The Victoria and Esquimalt Police Board is seeking a court order to obtain the Office of the Police Complaint Commissioner’s final investigation report into suspended chief Frank Elsner.

The board is filing a writ of mandamus directing the OPCC to provide it with two documents it says it’s entitled to.

They’re requesting a copy of the OPCC report, which lays out the allegations of misconduct directed toward Elsner, and a copy of the discipline authorities’ decisions including whether or not the allegations are substantiated, and whether disciplinary measures are being considered.

In a news release, Victoria Mayor and Police Board Co-Chair Lisa Helps said the information is required so the board can make an informed decision on Elsner’s employment.

“It is irresponsible to make employment decisions based on information in a press release,” said Helps, referring to an OPCC release last week that announced Elsner would face disciplinary hearings for eight of the 11 allegations against him.

“It is within the authority of the Police Complaint Commissioner to release the final investigation report along with the full substantiation decision report to the board,” said helps. “The Chief is our employee. We cannot make decisions about confidence in the Chief, suspension without pay, or any other decisions, without information.

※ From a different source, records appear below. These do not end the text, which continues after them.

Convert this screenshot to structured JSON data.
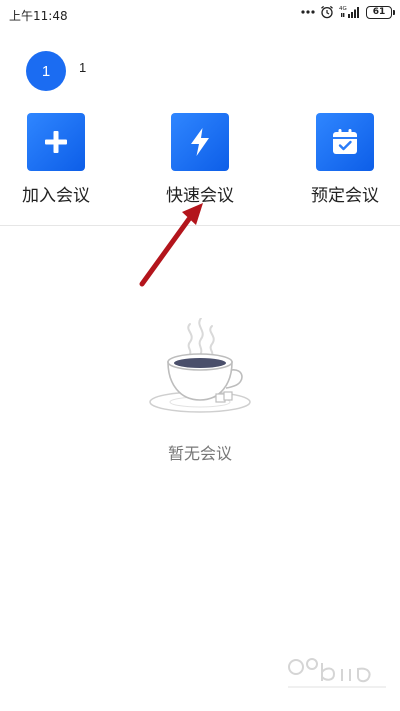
{
  "status_bar": {
    "time": "上午11:48",
    "network": "4G",
    "battery": "61"
  },
  "user": {
    "avatar_text": "1",
    "name": "1"
  },
  "actions": [
    {
      "label": "加入会议",
      "icon": "plus-icon"
    },
    {
      "label": "快速会议",
      "icon": "lightning-icon"
    },
    {
      "label": "预定会议",
      "icon": "calendar-check-icon"
    }
  ],
  "empty_state": {
    "text": "暂无会议",
    "illustration": "coffee-cup-icon"
  },
  "colors": {
    "accent": "#1b6cf2",
    "arrow": "#b3151c",
    "muted_text": "#777777"
  }
}
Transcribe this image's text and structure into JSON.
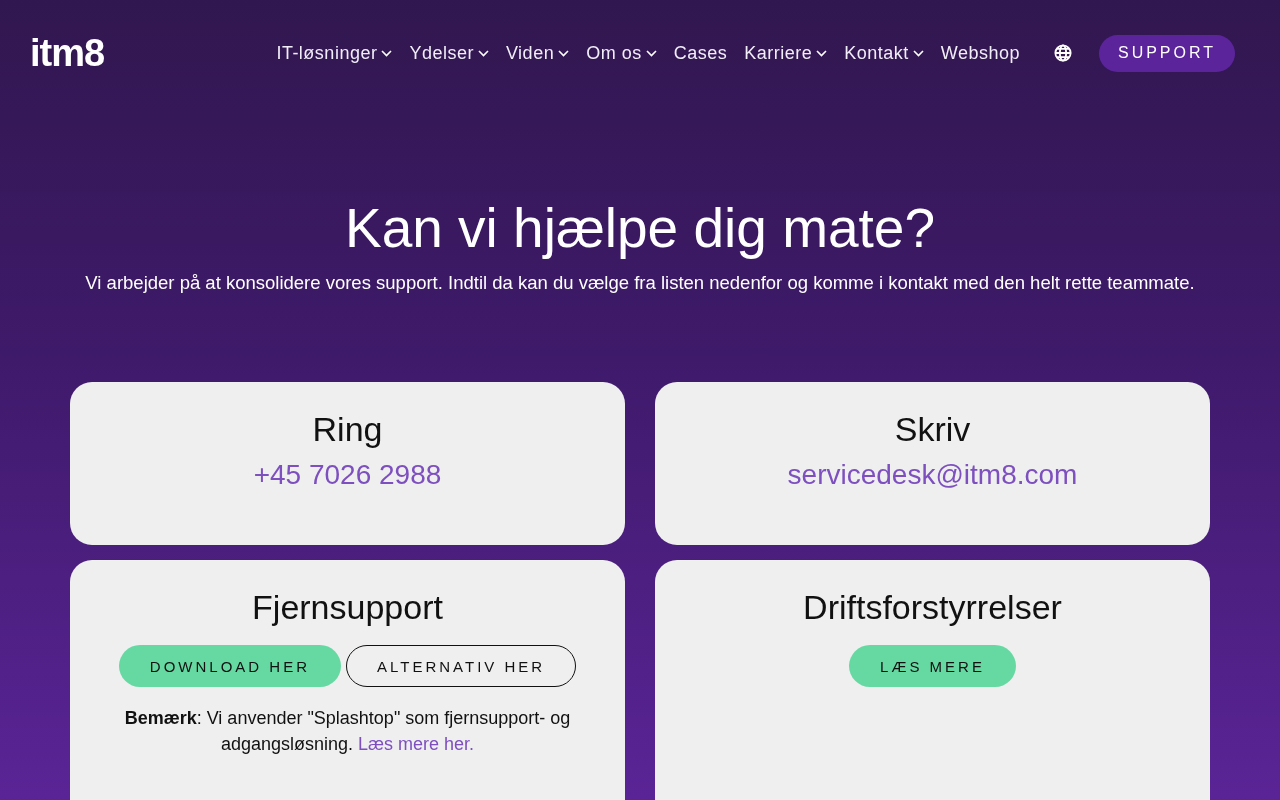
{
  "header": {
    "logo": "itm8",
    "nav": [
      {
        "label": "IT-løsninger",
        "has_dropdown": true
      },
      {
        "label": "Ydelser",
        "has_dropdown": true
      },
      {
        "label": "Viden",
        "has_dropdown": true
      },
      {
        "label": "Om os",
        "has_dropdown": true
      },
      {
        "label": "Cases",
        "has_dropdown": false
      },
      {
        "label": "Karriere",
        "has_dropdown": true
      },
      {
        "label": "Kontakt",
        "has_dropdown": true
      },
      {
        "label": "Webshop",
        "has_dropdown": false
      }
    ],
    "support_button": "SUPPORT"
  },
  "hero": {
    "title": "Kan vi hjælpe dig mate?",
    "subtitle": "Vi arbejder på at konsolidere vores support. Indtil da kan du vælge fra listen nedenfor og komme i kontakt med den helt rette teammate."
  },
  "cards": [
    {
      "kind": "contact",
      "title": "Ring",
      "link": "+45 7026 2988"
    },
    {
      "kind": "contact",
      "title": "Skriv",
      "link": "servicedesk@itm8.com"
    },
    {
      "kind": "actions",
      "title": "Fjernsupport",
      "buttons": [
        {
          "label": "DOWNLOAD HER",
          "kind": "filled"
        },
        {
          "label": "ALTERNATIV HER",
          "kind": "outline"
        }
      ],
      "note": "**Bemærk**: Vi anvender \"Splashtop\" som fjernsupport- og adgangsløsning.",
      "note_link": "Læs mere her."
    },
    {
      "kind": "actions",
      "title": "Driftsforstyrrelser",
      "buttons": [
        {
          "label": "LÆS MERE",
          "kind": "filled"
        }
      ]
    }
  ]
}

We have been kept in the dark which has limited our ability to make informed decisions.”

Helps said taxpayers are footing the bill for the multiple reports and hearing dates, while Elsner currently remains suspended from his role with pay.

“We need this information now and remain hopeful that the Police Complaint Commissioner also has taxpayers interest in mind and will release this report to us without having to undertake Court proceedings,” she said.

Deputy Police Complaint Commissioner Rollie Woods responded to Helps' criticism saying because she and board co-chair Barb Desjardins, mayor of Esquimalt, were interviewed in the course of the investigation, showing them information from other witnesses could possible taint their testimony if they're called on by the court.

"I can understand that they might want to see this," said Woods. "But there's a couple of problems, and one is that the two mayors were interviewed by the police and they could possibly be witnesses in any future proceedings that take place, whether it's a discipline proceeding or the potential of a public hearing."

Woods also said it is up to the disciplinary authority, not the OPCC, to disseminate the final investigation report and its decision.

Last week’s news release from the OPCC said two retired judges found enough evidence for eight allegations against Elsner to proceed to hearings.

Some of the allegations stem from Elsner’s admission in 2015 that he had exchanged inappropriate messages with a subordinate officer’s wife, which were later determined to be “sexually charged” in the ensuing investigation.

They include charges that Elsner gave misleading information to an officer under his command as well as an investigator, used police equipment for purposes unrelated to his job and tried to procure a false or misleading statement from a potential witness.

Allegations that the chief engaged in unwanted contact with a female Victoria police staff member, made unwelcome remarks of a sexual nature and leered and inappropriately stared at female staff members will also go to a disciplinary hearing.

Elsner has vigorously fought to quash the investigation into his conduct.

He most recently filed a petition in B.C. Supreme Court to have the OPCC’s investigation stayed, saying he wants to resign from his job but can’t until the matter is resolved.